August 26, 2009 |
A wave of bleak news about the stagnant economy promises to give opponents of President Obama's expansive domestic agenda more ammunition to argue that this is an inopportune time to enact overhauls of the nation's healthcare and energy policies. As part of its fiscal mid-year review, the Obama administration projected today that the United States will run a $9-trillion deficit over the next decade -- $2 trillion more than it had estimated in February when its budget initially was outlined.
December 6, 1990 |
The weak economy and the mammoth costs of helping the savings and loan industry will soon push the federal deficit to records surpassing $300 billion per year, a congressional study said today. But by 1993, the newly enacted deficit-reduction law and an improving economy should begin shrinking the federal shortfall, the Congressional Budget Office said in a report presented to the House Budget Committee.
January 31, 2012 |
Here's one way Congress can trim the nation's record deficits: Do nothing. Keeping Congress gridlocked on budget issues would cut the projected annual federal deficit in half by the next fiscal year and set the trend on a downward path for years to come. Legislation already on the books, if left alone, would do several things: Tax cuts passed under President George W. Bush's administration would expire Dec. 31, generating more revenue. And deep budget cuts passed as part of last summer's debt ceiling deal would be automatically triggered, slashing spending in 2013.
February 26, 2009 |
As President Obama presents his first budget today, the most daunting goal he has set may not be the ambitious proposals for economic recovery, healthcare reform or revamping the nation's energy policy. Big as those challenges are, they may be child's play compared with his promise to slash the federal budget deficit in half by the end of his first term. Two problems already are apparent if Obama is to cut the $1.3-trillion deficit to $533 billion.
August 9, 2003 |
This year's federal deficit will probably hit $401 billion, the nonpartisan Congressional Budget Office projected as data continued to indicate that the red ink would reach its highest level ever. The number is $54 billion less than the shortfall that President Bush's budget office predicted last month. The congressional analysts said most of the difference -- $40 billion -- was because they expect lower spending than the White House calculated.
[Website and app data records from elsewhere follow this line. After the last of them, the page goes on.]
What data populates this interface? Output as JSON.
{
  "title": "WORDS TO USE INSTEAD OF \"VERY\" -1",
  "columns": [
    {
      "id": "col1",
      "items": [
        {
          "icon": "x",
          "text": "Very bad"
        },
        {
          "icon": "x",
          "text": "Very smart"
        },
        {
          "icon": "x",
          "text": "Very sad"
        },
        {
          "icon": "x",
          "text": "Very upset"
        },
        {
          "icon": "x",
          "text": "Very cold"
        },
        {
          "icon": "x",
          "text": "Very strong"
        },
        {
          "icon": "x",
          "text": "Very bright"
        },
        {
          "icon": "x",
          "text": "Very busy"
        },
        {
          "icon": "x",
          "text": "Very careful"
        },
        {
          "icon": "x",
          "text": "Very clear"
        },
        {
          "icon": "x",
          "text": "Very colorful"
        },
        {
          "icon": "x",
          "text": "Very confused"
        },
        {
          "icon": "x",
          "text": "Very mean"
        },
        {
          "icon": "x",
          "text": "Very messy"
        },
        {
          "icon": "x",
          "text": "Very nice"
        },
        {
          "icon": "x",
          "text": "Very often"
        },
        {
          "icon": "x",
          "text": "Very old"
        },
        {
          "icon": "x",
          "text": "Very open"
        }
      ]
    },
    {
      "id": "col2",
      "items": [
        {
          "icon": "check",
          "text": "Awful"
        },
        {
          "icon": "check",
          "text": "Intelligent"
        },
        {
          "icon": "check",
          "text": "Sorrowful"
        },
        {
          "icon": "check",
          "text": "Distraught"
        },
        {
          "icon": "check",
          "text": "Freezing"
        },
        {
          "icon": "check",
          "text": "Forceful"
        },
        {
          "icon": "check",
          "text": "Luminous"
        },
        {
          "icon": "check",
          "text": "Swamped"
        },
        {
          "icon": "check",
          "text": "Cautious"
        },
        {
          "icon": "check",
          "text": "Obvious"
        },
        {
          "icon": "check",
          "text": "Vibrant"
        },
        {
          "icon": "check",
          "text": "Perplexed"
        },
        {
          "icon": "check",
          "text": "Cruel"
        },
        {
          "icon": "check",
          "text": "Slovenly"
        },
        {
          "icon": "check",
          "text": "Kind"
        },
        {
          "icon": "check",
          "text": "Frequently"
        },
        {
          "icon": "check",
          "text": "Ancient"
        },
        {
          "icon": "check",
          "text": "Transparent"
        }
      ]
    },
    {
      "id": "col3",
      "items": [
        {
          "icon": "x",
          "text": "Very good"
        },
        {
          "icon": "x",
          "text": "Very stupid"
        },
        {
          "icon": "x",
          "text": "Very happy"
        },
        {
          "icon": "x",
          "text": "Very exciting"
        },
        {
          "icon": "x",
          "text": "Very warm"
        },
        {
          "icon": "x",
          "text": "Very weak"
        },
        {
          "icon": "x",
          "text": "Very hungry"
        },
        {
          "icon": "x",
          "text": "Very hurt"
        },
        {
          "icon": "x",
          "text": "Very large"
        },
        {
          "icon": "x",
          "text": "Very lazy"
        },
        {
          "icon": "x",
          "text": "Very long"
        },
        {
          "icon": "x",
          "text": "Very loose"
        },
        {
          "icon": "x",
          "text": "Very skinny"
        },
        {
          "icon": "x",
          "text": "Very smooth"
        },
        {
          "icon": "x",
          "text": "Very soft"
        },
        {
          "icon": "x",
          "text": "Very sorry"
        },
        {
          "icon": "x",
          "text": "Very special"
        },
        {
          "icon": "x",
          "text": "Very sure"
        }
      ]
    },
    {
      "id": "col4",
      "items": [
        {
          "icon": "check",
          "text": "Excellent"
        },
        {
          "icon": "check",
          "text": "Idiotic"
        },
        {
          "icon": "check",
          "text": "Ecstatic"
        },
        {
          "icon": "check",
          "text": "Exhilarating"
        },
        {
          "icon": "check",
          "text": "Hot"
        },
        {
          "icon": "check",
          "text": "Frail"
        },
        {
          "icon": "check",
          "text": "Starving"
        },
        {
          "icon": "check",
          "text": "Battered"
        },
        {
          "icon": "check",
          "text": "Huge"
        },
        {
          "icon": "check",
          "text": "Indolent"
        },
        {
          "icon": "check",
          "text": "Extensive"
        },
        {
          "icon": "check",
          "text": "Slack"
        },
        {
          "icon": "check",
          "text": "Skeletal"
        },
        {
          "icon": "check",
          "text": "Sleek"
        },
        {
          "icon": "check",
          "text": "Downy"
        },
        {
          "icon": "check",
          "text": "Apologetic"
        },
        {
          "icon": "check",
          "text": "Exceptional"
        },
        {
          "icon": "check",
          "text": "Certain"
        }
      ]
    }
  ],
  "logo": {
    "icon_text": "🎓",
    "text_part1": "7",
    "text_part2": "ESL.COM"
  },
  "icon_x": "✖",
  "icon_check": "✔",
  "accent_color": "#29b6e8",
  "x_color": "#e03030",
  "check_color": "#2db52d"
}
January 6, 2011 |
As Republicans began the process of trying to repeal the healthcare reform law, the Congressional Budget Office warned Thursday morning that doing so would add to the federal deficit and expand the ranks of uninsured Americans. On the second day of the 112th Congress, Republicans moved to fulfill a campaign promise as the House Rules Committee, chaired by Rep. David Dreier (R-San Dimas), held a hearing on HR 2, the proposed "Repealing the Job-Killing Health Care Law Act. " "This law is a job killer," said Rep. John Kline (R-Minn.
September 10, 2004
The Times correctly points out ("Deep Shade of Red Seen in Deficit," Sept. 8) that voters are not really concerned about the federal deficit and the cost of the national debt. The seriousness of the ever-growing national debt is not often mentioned by politicians because the only solution is to raise taxes and/or make draconian cuts in the federal budget. The reason for this silence goes back to the 1984 Democratic National Convention. Under President Reagan, the national debt had soared, mostly because of the tax cuts he got through the Congress.